Gödel's incompleteness theorem has a deep impact on the Logic and the Philosophy of Mathematics. Somewhat surprisingly it got relatively little attention from the general mathematical public. The feeling was that the "Göodelian statements" are "artificial" and do not come up in the usual mathematical practice. The situation was changed to some extent with the discovery that central problems of Set Theory, like the Continuum Hypothesis, are independent of the usual axioms of Set Theory. It was followed by proofs that many other problems in different areas of Mathematics are independent of the usual axioms.
In spite of that, several authors claimed that these independence results have no effect on the core practice of Mathematics, either because the independent problems are meaningless or that the problems which are considered to be the main stream of the mathematical activity are not independent .I shall argue that these positions are problematic.
I shall also consider whether the phenomena of independence in Mathematics could have any relevance to the use of mathematical models in Science. While we do not have concrete examples of a scientific theory, (say in theoretical physics) that is sensitive to the truth of a mathematical statement which is independent, I shall argue that it is not impossible. The issue raises some basic questions about the application of Mathematics in Science.

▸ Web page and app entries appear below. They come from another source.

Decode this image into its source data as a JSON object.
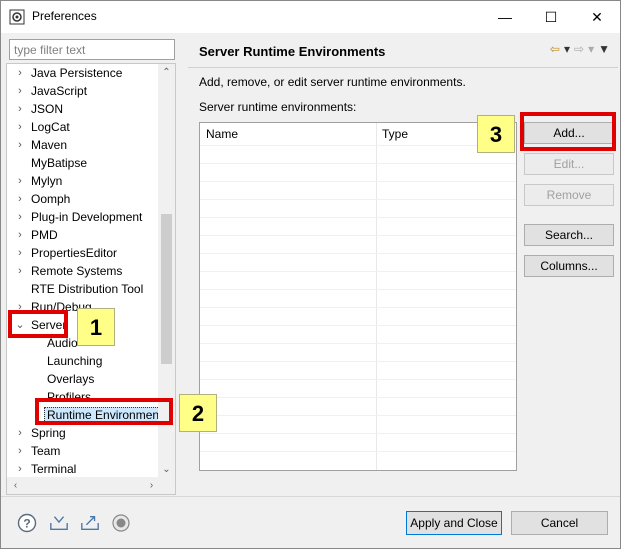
{
  "window": {
    "title": "Preferences",
    "controls": {
      "minimize": "—",
      "maximize": "☐",
      "close": "✕"
    }
  },
  "filter": {
    "placeholder": "type filter text",
    "value": ""
  },
  "tree": {
    "items": [
      {
        "label": "Java Persistence",
        "expandable": true
      },
      {
        "label": "JavaScript",
        "expandable": true
      },
      {
        "label": "JSON",
        "expandable": true
      },
      {
        "label": "LogCat",
        "expandable": true
      },
      {
        "label": "Maven",
        "expandable": true
      },
      {
        "label": "MyBatipse",
        "expandable": false
      },
      {
        "label": "Mylyn",
        "expandable": true
      },
      {
        "label": "Oomph",
        "expandable": true
      },
      {
        "label": "Plug-in Development",
        "expandable": true
      },
      {
        "label": "PMD",
        "expandable": true
      },
      {
        "label": "PropertiesEditor",
        "expandable": true
      },
      {
        "label": "Remote Systems",
        "expandable": true
      },
      {
        "label": "RTE Distribution Tool",
        "expandable": false
      },
      {
        "label": "Run/Debug",
        "expandable": true
      },
      {
        "label": "Server",
        "expandable": true,
        "expanded": true
      },
      {
        "label": "Audio",
        "child": true
      },
      {
        "label": "Launching",
        "child": true
      },
      {
        "label": "Overlays",
        "child": true
      },
      {
        "label": "Profilers",
        "child": true
      },
      {
        "label": "Runtime Environmen",
        "child": true,
        "selected": true
      },
      {
        "label": "Spring",
        "expandable": true
      },
      {
        "label": "Team",
        "expandable": true
      },
      {
        "label": "Terminal",
        "expandable": true
      }
    ]
  },
  "page": {
    "title": "Server Runtime Environments",
    "description": "Add, remove, or edit server runtime environments.",
    "list_label": "Server runtime environments:",
    "columns": [
      "Name",
      "Type"
    ]
  },
  "buttons": {
    "add": "Add...",
    "edit": "Edit...",
    "remove": "Remove",
    "search": "Search...",
    "columns": "Columns..."
  },
  "footer": {
    "apply_close": "Apply and Close",
    "cancel": "Cancel"
  },
  "annotations": {
    "step1": "1",
    "step2": "2",
    "step3": "3",
    "highlight_color": "#e00000",
    "badge_color": "#ffff88"
  }
}
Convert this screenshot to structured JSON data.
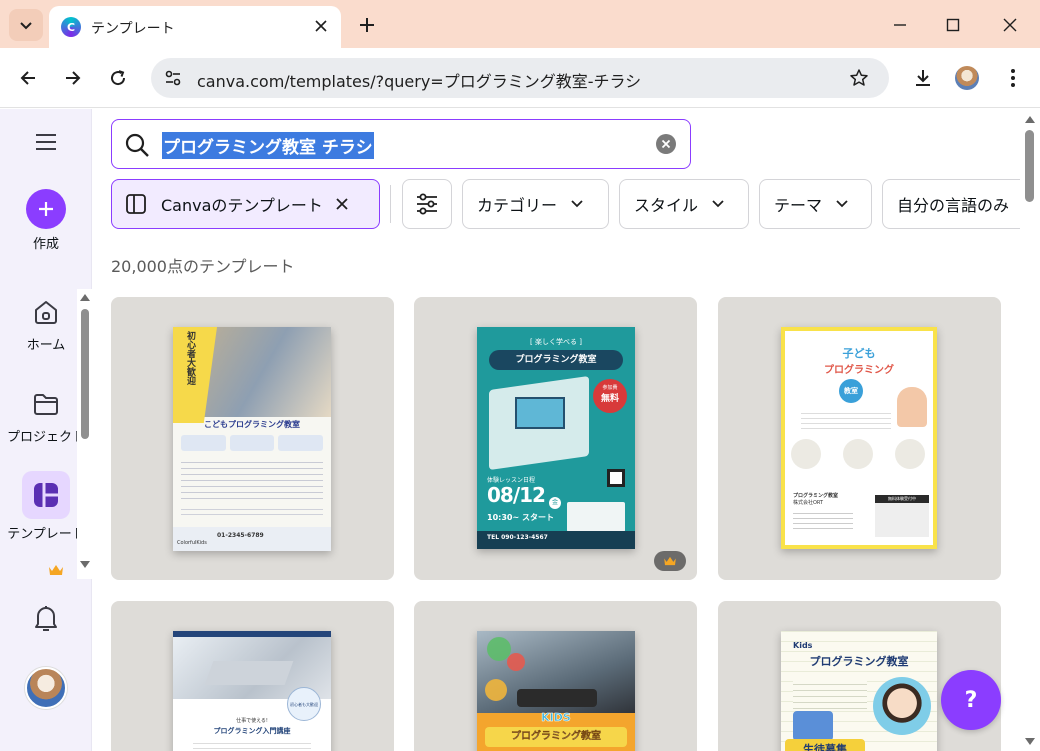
{
  "browser": {
    "tab_title": "テンプレート",
    "url": "canva.com/templates/?query=プログラミング教室-チラシ"
  },
  "rail": {
    "create_label": "作成",
    "home_label": "ホーム",
    "projects_label": "プロジェクト",
    "templates_label": "テンプレート"
  },
  "search": {
    "value": "プログラミング教室 チラシ"
  },
  "filters": {
    "canva_templates": "Canvaのテンプレート",
    "category": "カテゴリー",
    "style": "スタイル",
    "theme": "テーマ",
    "own_language": "自分の言語のみ"
  },
  "results": {
    "count_text": "20,000点のテンプレート"
  },
  "templates": [
    {
      "lines": [
        "初心者大歓迎",
        "こどもプログラミング教室",
        "01-2345-6789",
        "ColorfulKids"
      ]
    },
    {
      "lines": [
        "[ 楽しく学べる ]",
        "プログラミング教室",
        "参加費",
        "無料",
        "体験レッスン日程",
        "08/12",
        "金",
        "10:30~ スタート",
        "TEL 090-123-4567"
      ]
    },
    {
      "lines": [
        "子ども",
        "プログラミング",
        "教室",
        "プログラミング教室",
        "株式会社ORT",
        "無料体験受付中"
      ]
    },
    {
      "lines": [
        "仕事で使える!",
        "プログラミング入門講座",
        "初心者も大歓迎"
      ]
    },
    {
      "lines": [
        "KIDS",
        "プログラミング教室"
      ]
    },
    {
      "lines": [
        "Kids",
        "プログラミング教室",
        "生徒募集"
      ]
    }
  ],
  "help": {
    "label": "?"
  },
  "colors": {
    "accent": "#8b3dff",
    "tabbar": "#fadccd",
    "rail_bg": "#f3f1fb",
    "card_bg": "#dedcd8"
  },
  "icons": [
    "tab-search-icon",
    "close-icon",
    "plus-icon",
    "back-arrow-icon",
    "forward-arrow-icon",
    "reload-icon",
    "site-settings-icon",
    "star-icon",
    "download-icon",
    "kebab-menu-icon",
    "hamburger-icon",
    "home-icon",
    "folder-icon",
    "templates-icon",
    "crown-icon",
    "bell-icon",
    "search-icon",
    "clear-icon",
    "sliders-icon",
    "chevron-down-icon"
  ]
}
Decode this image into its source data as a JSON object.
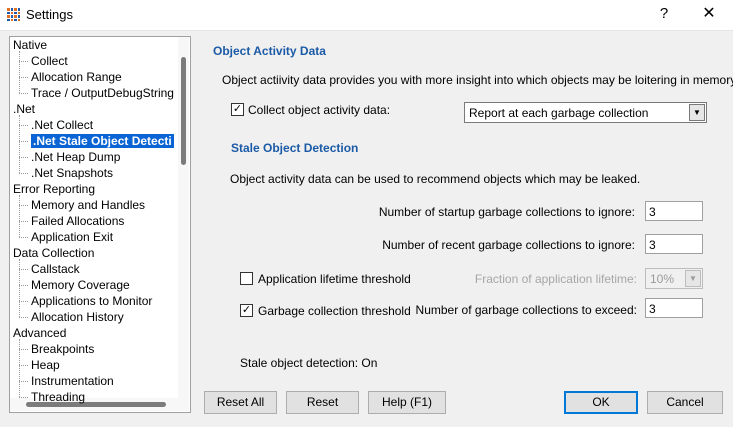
{
  "window": {
    "title": "Settings",
    "help_glyph": "?",
    "close_glyph": "✕"
  },
  "tree": {
    "items": [
      {
        "label": "Native",
        "level": 0
      },
      {
        "label": "Collect",
        "level": 1
      },
      {
        "label": "Allocation Range",
        "level": 1
      },
      {
        "label": "Trace / OutputDebugString",
        "level": 1
      },
      {
        "label": ".Net",
        "level": 0
      },
      {
        "label": ".Net Collect",
        "level": 1
      },
      {
        "label": ".Net Stale Object Detecti",
        "level": 1,
        "selected": true
      },
      {
        "label": ".Net Heap Dump",
        "level": 1
      },
      {
        "label": ".Net Snapshots",
        "level": 1
      },
      {
        "label": "Error Reporting",
        "level": 0
      },
      {
        "label": "Memory and Handles",
        "level": 1
      },
      {
        "label": "Failed Allocations",
        "level": 1
      },
      {
        "label": "Application Exit",
        "level": 1
      },
      {
        "label": "Data Collection",
        "level": 0
      },
      {
        "label": "Callstack",
        "level": 1
      },
      {
        "label": "Memory Coverage",
        "level": 1
      },
      {
        "label": "Applications to Monitor",
        "level": 1
      },
      {
        "label": "Allocation History",
        "level": 1
      },
      {
        "label": "Advanced",
        "level": 0
      },
      {
        "label": "Breakpoints",
        "level": 1
      },
      {
        "label": "Heap",
        "level": 1
      },
      {
        "label": "Instrumentation",
        "level": 1
      },
      {
        "label": "Threading",
        "level": 1
      }
    ]
  },
  "object_activity": {
    "heading": "Object Activity Data",
    "description": "Object actiivity data provides you with more insight into which objects may be loitering in memory.",
    "collect_label": "Collect object activity data:",
    "collect_checked": "✓",
    "mode_value": "Report at each garbage collection",
    "arrow": "▼"
  },
  "stale": {
    "heading": "Stale Object Detection",
    "description": "Object activity data can be used to recommend objects which may be leaked.",
    "startup_label": "Number of startup garbage collections to ignore:",
    "startup_value": "3",
    "recent_label": "Number of recent garbage collections to ignore:",
    "recent_value": "3",
    "lifetime_label": "Application lifetime threshold",
    "lifetime_checked": "",
    "fraction_label": "Fraction of application lifetime:",
    "fraction_value": "10%",
    "gc_label": "Garbage collection threshold",
    "gc_checked": "✓",
    "exceed_label": "Number of garbage collections to exceed:",
    "exceed_value": "3",
    "status": "Stale object detection: On"
  },
  "buttons": {
    "reset_all": "Reset All",
    "reset": "Reset",
    "help": "Help (F1)",
    "ok": "OK",
    "cancel": "Cancel"
  }
}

Philosophy of Mathematics Seminar Convenors: Daniel Isaacson and Volker Halbach